Coming up we have:

• A fairly close approach of Mars

• A rare transit of Mercury

• A photogenic gathering of Mars, Saturn and Antares

… among many other sky events.

You can download the free PDF at

Feel free to share the link to this page.

Happy New Year to all!

— Alan, December 29, 2015 / © 2015 Alan Dyer

Heads Up! – A Comet in the December Dawn

Dec 7 Venus & Moon

A new comet is coming into our morning sky, for our binocular viewing pleasure.

Comet Catalina, aka C/2013 US10, has emerged from behind the Sun and is beginning to rise into our northern hemisphere dawn sky. The new comet promises to be visible in binoculars, but likely won’t be obvious to the unaided eyes.

On the morning of December 7 the comet sits within a binocular field of the waning crescent Moon which itself sits just above brilliant Venus. That in itself will be a remarkable view, best appreciated in binoculars, and a fine photogenic sight for the camera.

The close conjunction of the crescent Moon with Venus alone will be enough of an attraction on December 7, but the comet should add to the scene.

December 7 Venus Occultation

Even more, later in the day the Moon actually passes in front of, or “occults,” Venus in the daytime sky for most of North America.

That occultation happens in the morning for western North America and in the early afternoon for eastern North America. However, you’ll need a telescope to see it well, and very clear blue skies.

Stellarium Occultation
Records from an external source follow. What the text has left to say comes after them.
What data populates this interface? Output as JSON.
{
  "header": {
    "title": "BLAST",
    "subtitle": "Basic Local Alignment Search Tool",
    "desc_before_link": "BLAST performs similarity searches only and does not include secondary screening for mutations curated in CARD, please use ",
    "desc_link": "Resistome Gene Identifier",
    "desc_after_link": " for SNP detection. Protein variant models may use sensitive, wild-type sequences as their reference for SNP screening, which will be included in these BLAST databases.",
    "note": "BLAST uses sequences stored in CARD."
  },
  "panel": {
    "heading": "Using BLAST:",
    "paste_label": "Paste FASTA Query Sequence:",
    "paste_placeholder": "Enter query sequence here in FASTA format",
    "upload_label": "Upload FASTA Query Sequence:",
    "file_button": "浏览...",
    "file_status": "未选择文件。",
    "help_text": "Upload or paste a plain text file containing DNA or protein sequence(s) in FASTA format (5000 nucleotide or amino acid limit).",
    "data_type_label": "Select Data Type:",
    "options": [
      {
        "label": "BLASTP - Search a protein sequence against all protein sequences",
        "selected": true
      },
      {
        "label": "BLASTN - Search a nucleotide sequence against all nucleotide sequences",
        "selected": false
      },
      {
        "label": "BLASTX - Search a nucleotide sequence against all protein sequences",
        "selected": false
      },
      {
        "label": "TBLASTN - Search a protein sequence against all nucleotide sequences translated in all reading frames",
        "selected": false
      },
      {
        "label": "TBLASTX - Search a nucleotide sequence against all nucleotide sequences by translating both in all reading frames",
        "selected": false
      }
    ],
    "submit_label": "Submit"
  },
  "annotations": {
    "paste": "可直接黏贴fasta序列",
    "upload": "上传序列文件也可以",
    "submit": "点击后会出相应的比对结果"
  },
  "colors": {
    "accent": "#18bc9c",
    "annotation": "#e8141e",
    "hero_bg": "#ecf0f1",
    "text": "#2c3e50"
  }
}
Use planetarium software (the free Stellarium program, for example, shown above, if you do not own astronomy software) to simulate the sky and provide the occultation times for your location. Zoom into the Moon and run time back and forth on December 7 to see when Venus goes behind the Moon and reappears. The screen shot above is for Calgary.

Back to the Comet
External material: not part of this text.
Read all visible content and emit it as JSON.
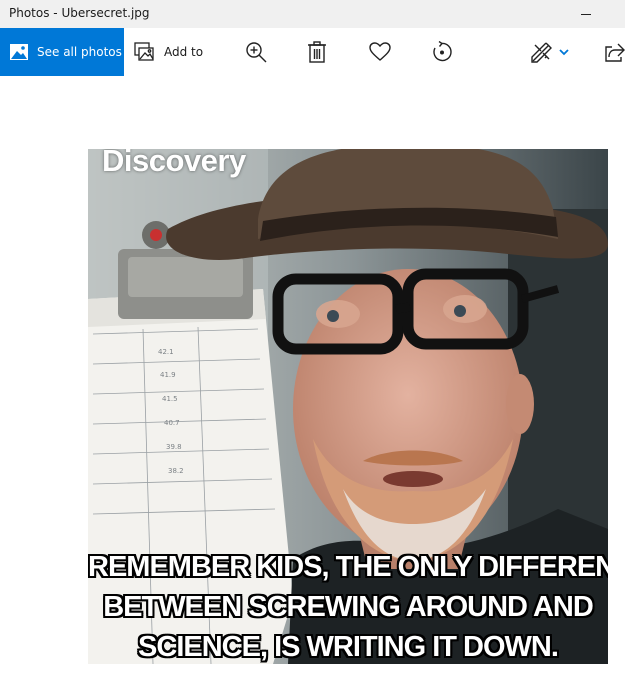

Comet Catalina was discovered in October 2013 at the Catalina Observatory in Arizona. The comet spent the last few months in the southern hemisphere sky, but is now coming north and into our sky, but at dawn.
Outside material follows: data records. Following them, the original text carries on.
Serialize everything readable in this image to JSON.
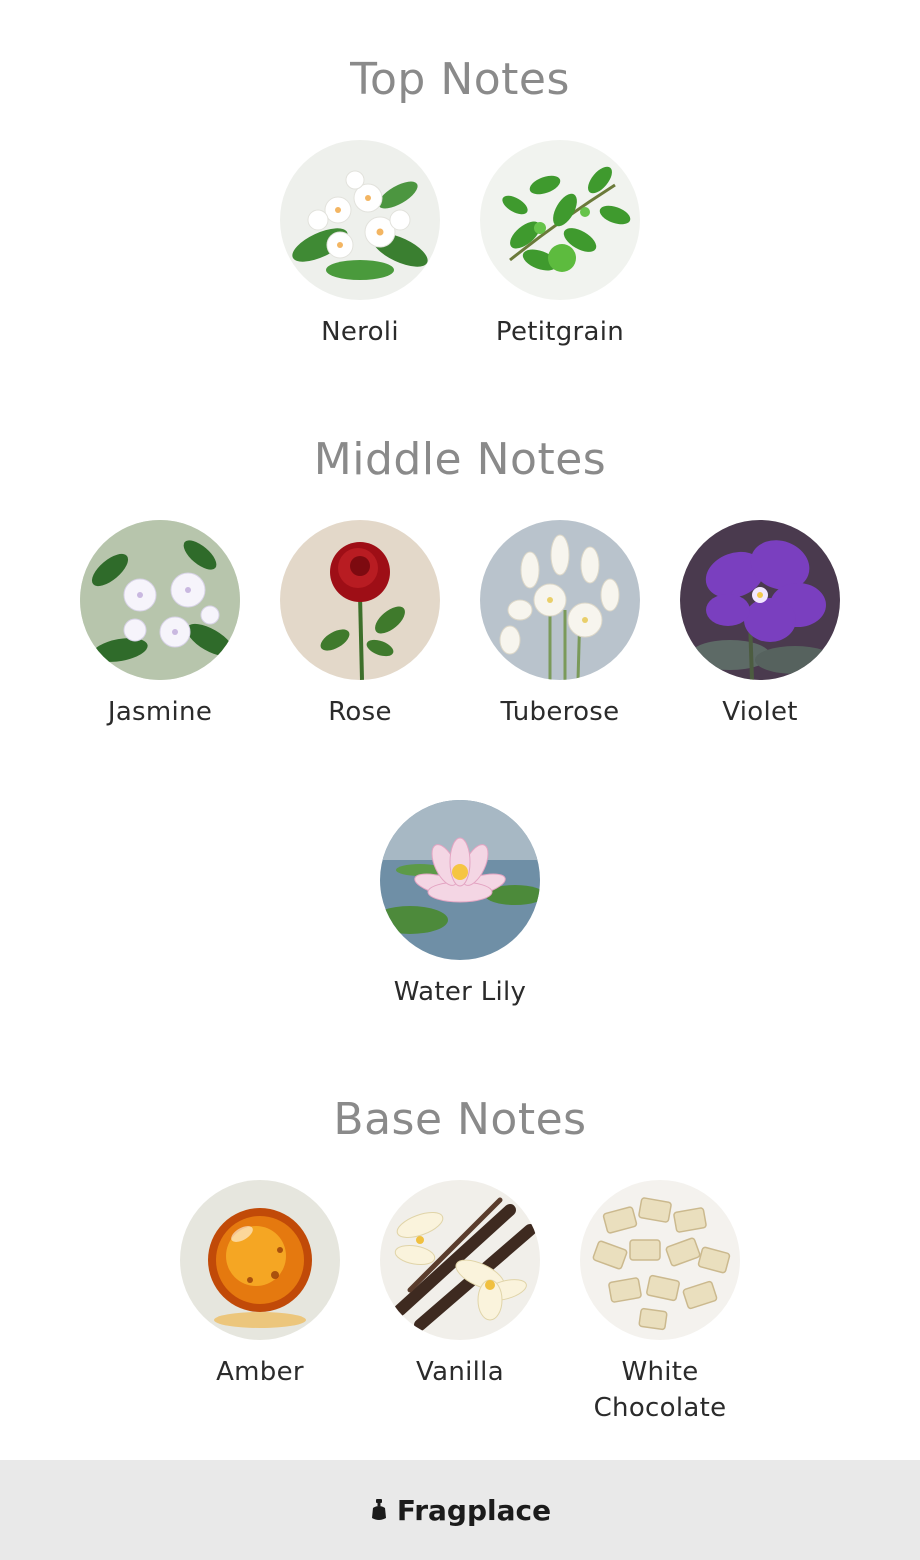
{
  "sections": {
    "top": {
      "title": "Top Notes",
      "notes": [
        "Neroli",
        "Petitgrain"
      ]
    },
    "middle": {
      "title": "Middle Notes",
      "notes": [
        "Jasmine",
        "Rose",
        "Tuberose",
        "Violet",
        "Water Lily"
      ]
    },
    "base": {
      "title": "Base Notes",
      "notes": [
        "Amber",
        "Vanilla",
        "White Chocolate"
      ]
    }
  },
  "footer": {
    "brand": "Fragplace",
    "logo_icon": "perfume-bottle-icon"
  },
  "colors": {
    "title": "#8a8a8a",
    "label": "#2b2b2b",
    "footer_bg": "#e9e9e9"
  }
}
Comet Catalina Path

It rises higher and higher each morning  through December and into the new year. It may remain at fifth magnitude, bright enough to be easily visible in binoculars from a dark site, but likely not naked eye.

The chart above plots the comet at daily intervals, from December 4 to January 1. The comet is shown for December 15. Note that on the morning of January 1 it sits within a telescope field of the bright star Arcturus.

The distance from Earth to the comet decreases through December and early January, keeping the comet at a constant brightness even as it recedes from the Sun. We are closest to Catalina on January 17, at a far distance of 108 million km. But in late January the comet fades rapidly to become a telescope target.

To see Comet Catalina this month, get up 1 to 2 hours before sunrise and look southeast to east. But you will need dark skies to see it well. This will not be a good urban comet.

Nevertheless, as far as we know, this will be the best comet of 2016.

— Alan, December 2, 2015 / © 2015 Alan Dyer /